In theory, online customer reviews can be a great way for people considering a purchase to get a sense of the benefits (or downsides) of the item they’re considering. But as the recent debate over Goodreads review-bombing shows, online reviews are far from infallible — and it turns out that a lot of the five-star reviews you might see online are worth a lot less than, well, five stars.
There’s a line between a company asking consumers to rate their products if they’ve enjoyed them and actively looking to game the system with paid promotions. More precisely, there may soon be a clearly defined line between what’s permitted by law and what is not, and the Federal Trade Commission recently took steps to demarcate precisely where that line can be found.
On Friday, June 30, the FTC announced a planned rule addressing unethical behavior around online consumer reviews. It would prohibit things like companies paying customers for their reviews, company employees reviewing their own products and companies misleadingly using reviews of one product to promote a different product. The next steps involve publication in the Federal Register, followed by a 60-day commenting period.
“Dr. Fraud” Tells Us How to Avoid All the Most Common Travel ScamsWith bookings booming, scammers are on the rise. Here’s everything to look out for to protect yourself.

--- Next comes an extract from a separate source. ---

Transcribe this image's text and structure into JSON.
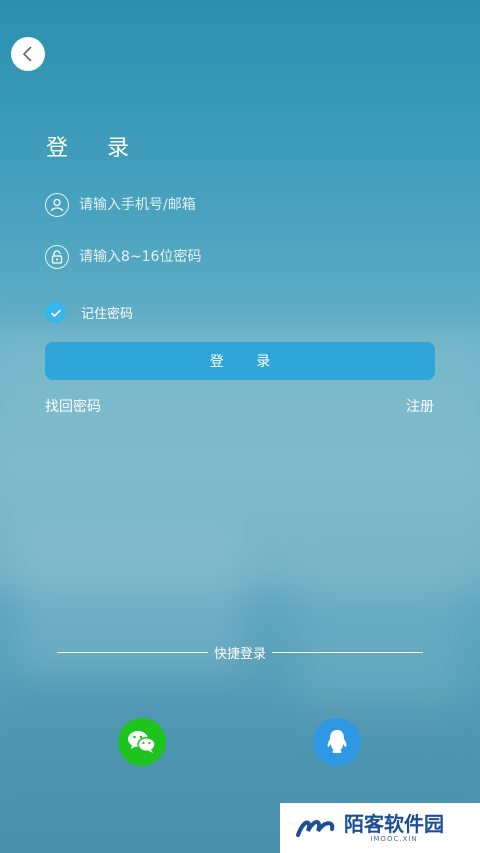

As the Washington Post reports, the new guidelines will come with a steep penalty of $50,000 per illicit review. That would also be assessed, as per the Post, “each time a consumer sees it.” Could that actually make the world of online product reviews that much friendlier — and more accurate? We’ll know soon enough.
Thanks for reading InsideHook. Sign up for our daily newsletter and be in the know.